Parvovirus PARV4 was discovered in 2005 in an injecting drug user, and is found at 2% among Los Angeles blood donors and at 6% among injecting drug users. In haemophiliacs, the transition from a negative to a positive antibody test for exposure to PARV4 is sometimes accompanied by acute liver inflammation and skin rashes. PARV4 has been found inside the cerebrospinal fluid of encephalitis patients and in stillborn babies. It is not inactivated by heat, detergent or solvent treatments.8 Given its resistance to sterilisation procedures, its ready transmission through injecting drug use, and its multiple appearance in haemophiliacs on treatment, it seems likely to be transmissible through plasma products, though it is too early for conclusive evidence demonstrating or disproving this to be available.

Other newly discovered human blood-borne parvoviruses, the bocaviruses, are known to be related to dog and cattle viruses;8 these have been detected in 5.5% of Italian blood donors.

We can expect more and more emergent diseases, as because of expanding population and degradation of land, people live closer and closer to both livestock and wildlife. The latter contact has already brought us blood-borne HIV-1 (from the Central African Congo basin, via chimpanzees killed as bushmeat), the earlier acquisition of HIV-2 from sooty mangabey monkeys in Western Africa, and SARS (from the Chinese taste for eating exotic wildlife). Intensive farming of livestock represents another forcing ground for emergent disease.

Prevention for all of these infections can be done to varying degrees by donor screening.  That screening depends on knowing what characteristics of donors are statistically associated with them having each infection: infection routes vary.  So avoiding contamination with HIV and blood-borne hepatitis (HBV and HCV) and other blood-borne disease is largely a matter of excluding from the plasma supply those who have been exposed to possibly-contaminated skin-penetrating procedures such as tattoos or injections of recreational drugs, or to sex with members of groups especially likely to be infected. For West Nile Virus the main risk factor for donor exclusion is residence in an infected zone. For vCJD it is consumption of UK processed meat products between the relaxation of safety controls on cattle feed processing and the re-imposition of those controls some years later. Receipt of blood transfusions permanently excludes donors from eligibility to give because they can transmit blood-borne disease.

Despite screening, antibody-based tests may pass a patient with primary infection from a very recent risk as negative, allowing the infected donation to enter the transfusion supply.

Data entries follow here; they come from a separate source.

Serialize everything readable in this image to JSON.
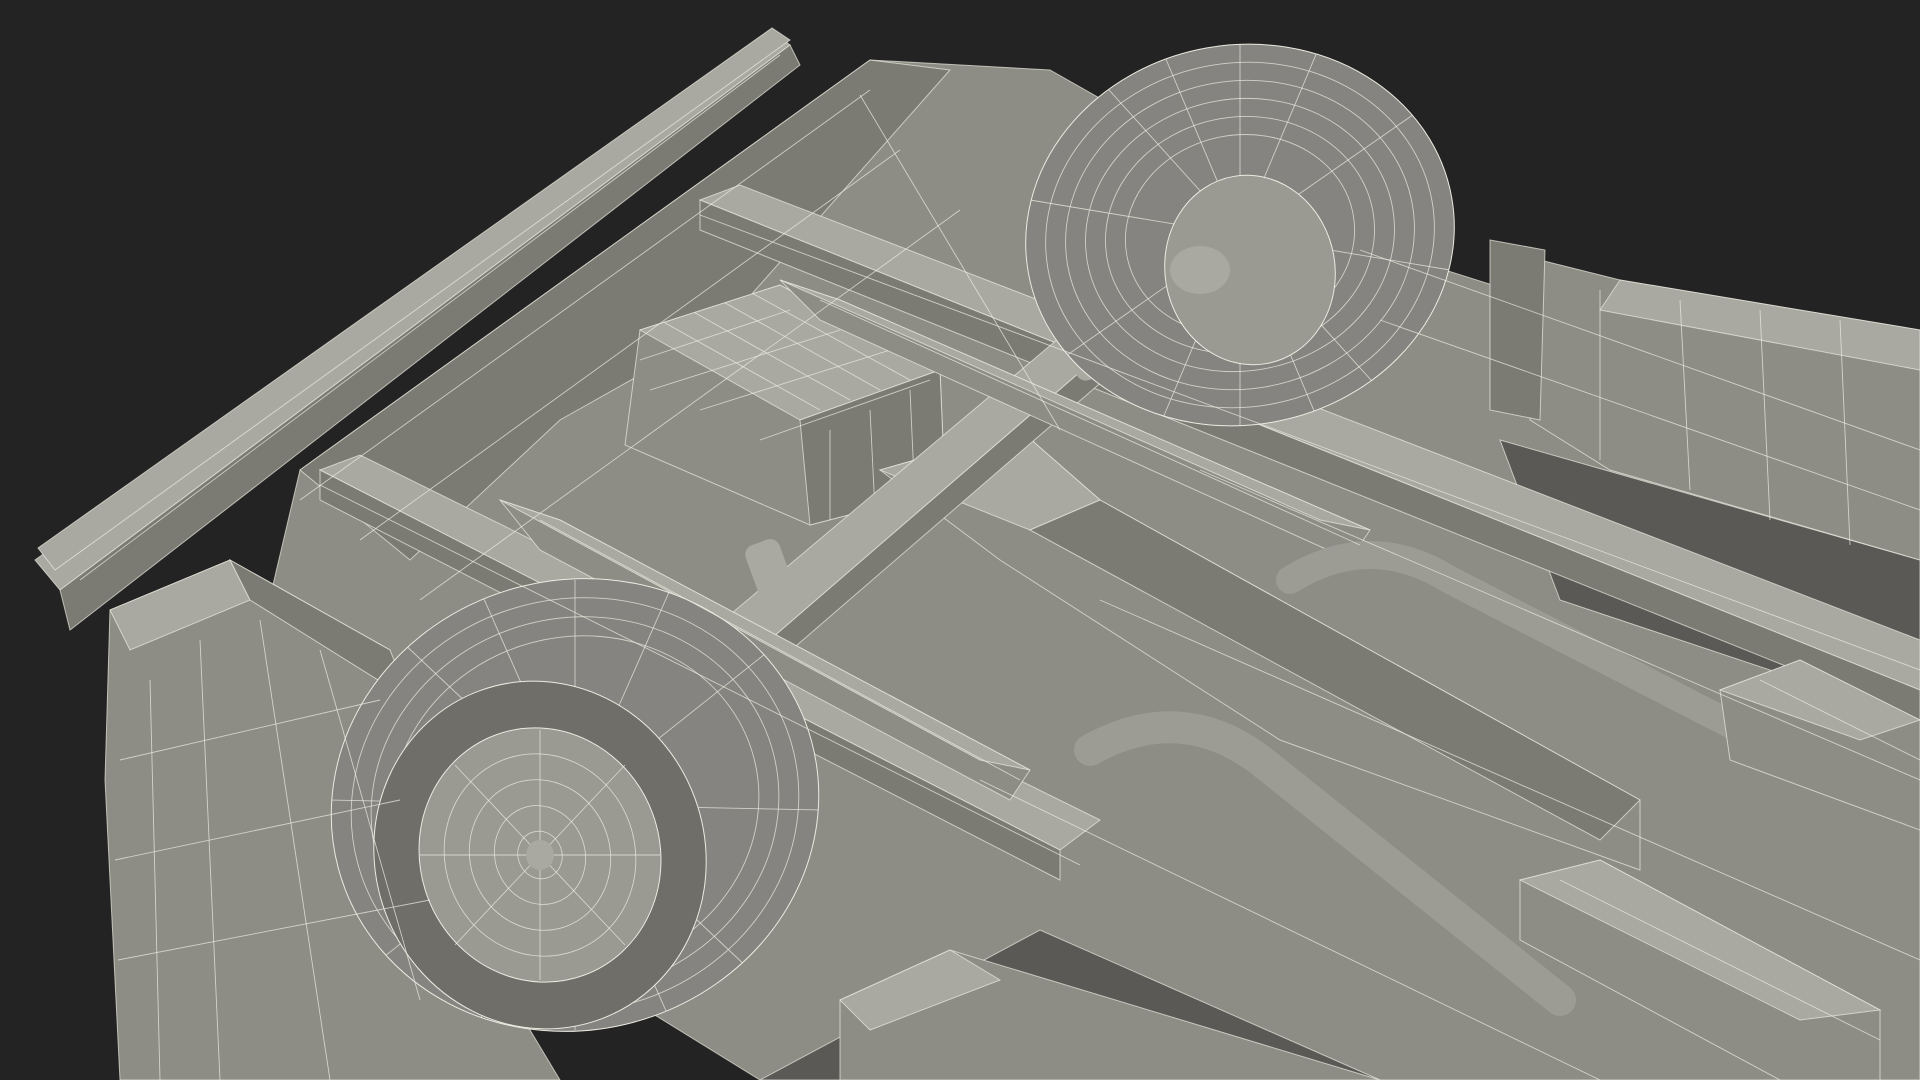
{
  "scene": {
    "subject": "wireframe-car-underside",
    "colors": {
      "background": "#232323",
      "surface": "#8d8c85",
      "surface_light": "#a9a8a1",
      "surface_mid": "#7b7a73",
      "surface_dark": "#5a5955",
      "shadow": "#3c3c39",
      "wire": "#ebebe0"
    }
  }
}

Thus HIV, HBV, HCV and other diseases can though false negative tests enter the supply.  Quarantine protocols offer some protection against known diseases by catching false negatives in the case of plasma donations, but this only assists in the case of the diseases for which tests are both available and used.  There have been persistent problems with substandard screening tests used in China, creating another system weakness which can cause contamination to pass into the plasma products.

Plasma products can be subjected to viral inactivation techniques, but these cannot destroy all known pathogens.

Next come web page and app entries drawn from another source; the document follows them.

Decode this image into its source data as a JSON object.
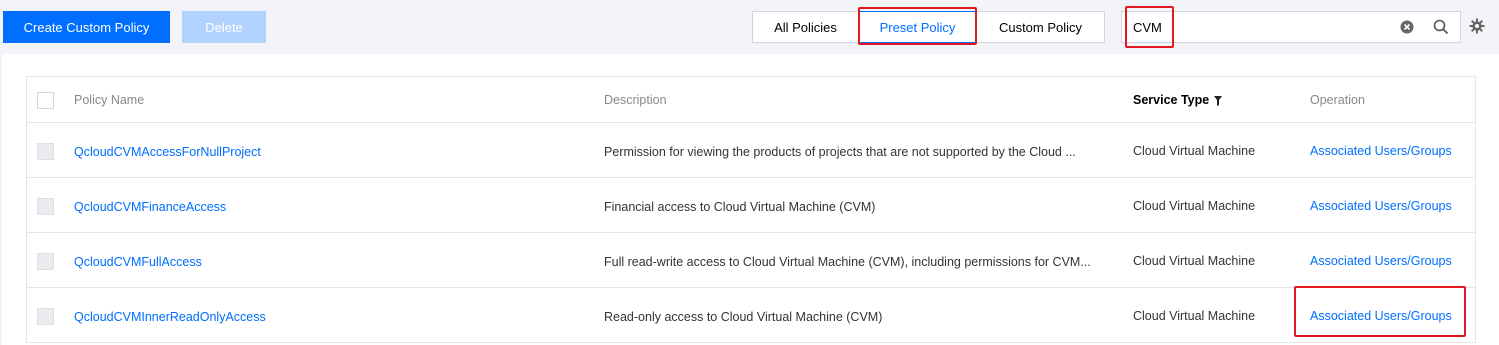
{
  "toolbar": {
    "create_label": "Create Custom Policy",
    "delete_label": "Delete",
    "tabs": [
      "All Policies",
      "Preset Policy",
      "Custom Policy"
    ],
    "active_tab": "Preset Policy",
    "search_value": "CVM"
  },
  "table": {
    "headers": {
      "name": "Policy Name",
      "description": "Description",
      "service_type": "Service Type",
      "operation": "Operation"
    },
    "rows": [
      {
        "name": "QcloudCVMAccessForNullProject",
        "description": "Permission for viewing the products of projects that are not supported by the Cloud ...",
        "service_type": "Cloud Virtual Machine",
        "operation": "Associated Users/Groups"
      },
      {
        "name": "QcloudCVMFinanceAccess",
        "description": "Financial access to Cloud Virtual Machine (CVM)",
        "service_type": "Cloud Virtual Machine",
        "operation": "Associated Users/Groups"
      },
      {
        "name": "QcloudCVMFullAccess",
        "description": "Full read-write access to Cloud Virtual Machine (CVM), including permissions for CVM...",
        "service_type": "Cloud Virtual Machine",
        "operation": "Associated Users/Groups"
      },
      {
        "name": "QcloudCVMInnerReadOnlyAccess",
        "description": "Read-only access to Cloud Virtual Machine (CVM)",
        "service_type": "Cloud Virtual Machine",
        "operation": "Associated Users/Groups"
      }
    ]
  },
  "colors": {
    "primary": "#006eff",
    "disabled": "#b2d2ff",
    "highlight": "#e1191e"
  },
  "icons": [
    "clear-icon",
    "search-icon",
    "gear-icon",
    "filter-icon"
  ]
}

A combination of all of these techniques, carefully executed and independently regulated on a no-notice basis, should be used to ensure the safest supply.